The opportunity is enormous, according to the Development Bank of Latin America (CAF), if by 2030 ALC can close the digitalization gap with the OECD, the GDP of the region would grow about three percentage points more a year[6].

This would generate more than $ 700 billion in economic activity growth and about 400,000 new jobs annually in the region. Just connecting eleven million homes in LAC to the Internet would generate around 400,000 jobs, according to a World Bank study[7].

Another IDB publication[8] states that the development of digitalization, through advances in efficiency and the use of digital technologies can boost a growth of 5.7 percentage points in the next 10 years in Latin America and the Caribbean, which means USD 325,000 million.

In short, from all the reports analyzed linked to taxation, the undeniable advantages of digitalization arise because of its contribution to transparency, traceability, efficiency and effectiveness of all processes, which will undoubtedly result in a better quality of life for citizens.

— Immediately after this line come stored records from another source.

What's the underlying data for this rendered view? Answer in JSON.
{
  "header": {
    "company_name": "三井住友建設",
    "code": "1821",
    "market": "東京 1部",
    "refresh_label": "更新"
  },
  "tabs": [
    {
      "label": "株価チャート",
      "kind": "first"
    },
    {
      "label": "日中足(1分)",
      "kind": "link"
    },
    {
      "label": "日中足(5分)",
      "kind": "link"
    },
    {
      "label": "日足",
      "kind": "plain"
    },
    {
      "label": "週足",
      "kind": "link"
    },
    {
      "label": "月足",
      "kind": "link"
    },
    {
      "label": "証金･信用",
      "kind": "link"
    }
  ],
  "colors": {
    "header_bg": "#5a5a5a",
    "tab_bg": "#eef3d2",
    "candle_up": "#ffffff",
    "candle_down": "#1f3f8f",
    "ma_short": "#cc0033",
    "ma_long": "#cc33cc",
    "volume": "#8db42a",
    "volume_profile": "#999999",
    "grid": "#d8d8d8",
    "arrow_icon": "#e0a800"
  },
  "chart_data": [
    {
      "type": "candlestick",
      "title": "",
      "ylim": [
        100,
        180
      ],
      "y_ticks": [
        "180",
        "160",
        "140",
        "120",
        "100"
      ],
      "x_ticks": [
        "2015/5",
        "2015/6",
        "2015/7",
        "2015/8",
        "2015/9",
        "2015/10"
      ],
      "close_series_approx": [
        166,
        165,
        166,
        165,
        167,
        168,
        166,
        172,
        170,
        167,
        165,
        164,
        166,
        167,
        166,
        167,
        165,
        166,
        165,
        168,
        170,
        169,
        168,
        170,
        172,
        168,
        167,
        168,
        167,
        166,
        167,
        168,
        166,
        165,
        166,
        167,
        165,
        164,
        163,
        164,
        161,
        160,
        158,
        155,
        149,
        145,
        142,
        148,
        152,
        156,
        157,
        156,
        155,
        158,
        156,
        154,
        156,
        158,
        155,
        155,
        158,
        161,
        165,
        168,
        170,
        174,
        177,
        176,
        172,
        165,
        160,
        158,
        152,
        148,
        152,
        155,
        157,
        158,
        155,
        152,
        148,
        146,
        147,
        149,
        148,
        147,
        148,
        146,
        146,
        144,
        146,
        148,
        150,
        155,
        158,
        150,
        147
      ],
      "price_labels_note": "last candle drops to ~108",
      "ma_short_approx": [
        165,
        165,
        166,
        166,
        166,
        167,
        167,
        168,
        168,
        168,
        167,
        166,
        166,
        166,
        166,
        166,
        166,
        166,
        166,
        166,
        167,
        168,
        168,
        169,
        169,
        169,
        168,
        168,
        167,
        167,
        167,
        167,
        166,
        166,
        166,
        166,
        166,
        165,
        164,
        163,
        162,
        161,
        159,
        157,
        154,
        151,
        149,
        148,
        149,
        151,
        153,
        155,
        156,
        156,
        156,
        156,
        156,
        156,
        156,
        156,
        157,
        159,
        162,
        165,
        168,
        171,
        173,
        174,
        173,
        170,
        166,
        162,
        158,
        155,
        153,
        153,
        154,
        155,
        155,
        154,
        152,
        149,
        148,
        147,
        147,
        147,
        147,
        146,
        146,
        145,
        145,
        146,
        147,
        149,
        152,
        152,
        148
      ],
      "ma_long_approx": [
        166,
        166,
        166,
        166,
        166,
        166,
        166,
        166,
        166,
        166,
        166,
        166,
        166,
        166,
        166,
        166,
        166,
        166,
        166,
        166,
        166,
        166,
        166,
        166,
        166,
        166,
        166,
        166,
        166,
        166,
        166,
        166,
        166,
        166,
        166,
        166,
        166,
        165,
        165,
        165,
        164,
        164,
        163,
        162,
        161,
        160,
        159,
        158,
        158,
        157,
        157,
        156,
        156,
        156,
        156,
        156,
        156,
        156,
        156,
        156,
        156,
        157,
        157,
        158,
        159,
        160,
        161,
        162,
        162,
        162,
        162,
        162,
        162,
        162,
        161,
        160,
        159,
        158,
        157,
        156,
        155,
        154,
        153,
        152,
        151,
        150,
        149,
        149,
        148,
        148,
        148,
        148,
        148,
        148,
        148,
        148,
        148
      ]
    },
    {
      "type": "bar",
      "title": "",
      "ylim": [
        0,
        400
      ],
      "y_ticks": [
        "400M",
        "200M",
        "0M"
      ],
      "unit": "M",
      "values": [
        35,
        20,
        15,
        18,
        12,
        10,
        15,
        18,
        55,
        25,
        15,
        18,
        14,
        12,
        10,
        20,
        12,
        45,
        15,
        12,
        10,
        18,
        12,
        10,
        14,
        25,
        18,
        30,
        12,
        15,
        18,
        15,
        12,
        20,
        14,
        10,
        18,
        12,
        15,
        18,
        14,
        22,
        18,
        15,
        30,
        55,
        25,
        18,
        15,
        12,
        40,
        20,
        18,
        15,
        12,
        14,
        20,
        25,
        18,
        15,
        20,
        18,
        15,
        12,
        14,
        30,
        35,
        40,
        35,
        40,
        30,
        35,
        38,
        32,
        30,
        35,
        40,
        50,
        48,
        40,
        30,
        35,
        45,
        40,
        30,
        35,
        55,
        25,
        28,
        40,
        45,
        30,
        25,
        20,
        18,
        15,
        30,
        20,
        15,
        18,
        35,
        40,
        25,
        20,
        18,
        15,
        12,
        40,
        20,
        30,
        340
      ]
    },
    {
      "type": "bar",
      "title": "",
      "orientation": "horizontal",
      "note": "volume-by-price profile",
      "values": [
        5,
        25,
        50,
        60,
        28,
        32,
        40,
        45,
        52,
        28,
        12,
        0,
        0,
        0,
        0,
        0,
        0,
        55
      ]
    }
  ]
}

[1] https://oecd-development-matters.org/2021/08/05/la-digitalizacion-como-estrategia-anticorrupcion/
[2] https://blogs.iadb.org/administracion-publica/es/la-buena-digitalizacion-no-sucede-sola-requiere-buenas-decisiones-humanas/
[3] https://www.iadb.org/es/noticias/digitalizacion-de-los-tramites-reduciria-la-corrupcion-y-los-costos-de-la-burocracia-en
[4] https://www.worldbank.org/en/topic/governance/publication/enhancing-government-effectiveness-and-transparency-the-fight-against-corruption
[5] https://blog-dialogoafondo.imf.org/?p=11260
[6] https://www.caf.com/es/conocimiento/visiones/2020/02/transformacion-digital-para-la-america-latina-del-s21/#:~:text=Si%20para%20el%202030%20Am%C3%A9rica,%2C1%25%2C%20mientras%20que%20las
[7] https://documents1.worldbank.org/curated/en/178701467988875888/pdf/102955-WP-Box394845B-PUBLIC-WDR16-BP-Exploring-the-Relationship-between-Broadband-and-Economic-Growth-Minges.pdf
[8] https://flagships.iadb.org/es/DIA2020/de-estructuras-a-servicios?s=09

 

Disclaimer. Readers are informed that the views, thoughts, and opinions expressed in the text belong solely to the author, and not necessarily to the author's employer, organization, committee or other group the author might be associated with, nor to the Executive Secretariat of CIAT. The author is also responsible for the precision and accuracy of data and sources.

Leave a Reply

Your email address will not be published.

CIAT Subscriptions

Browse through the site without restrictions. Consult and download the contents.

Subscribe to our electronic newsletters:

  • Blog
  • Academic offer (Only in spanish)
  • Newsletter
  • Publications
  • News alert

Activate subscription

CIAT Members

Representatives, Correspondent and Authorized staff (TA)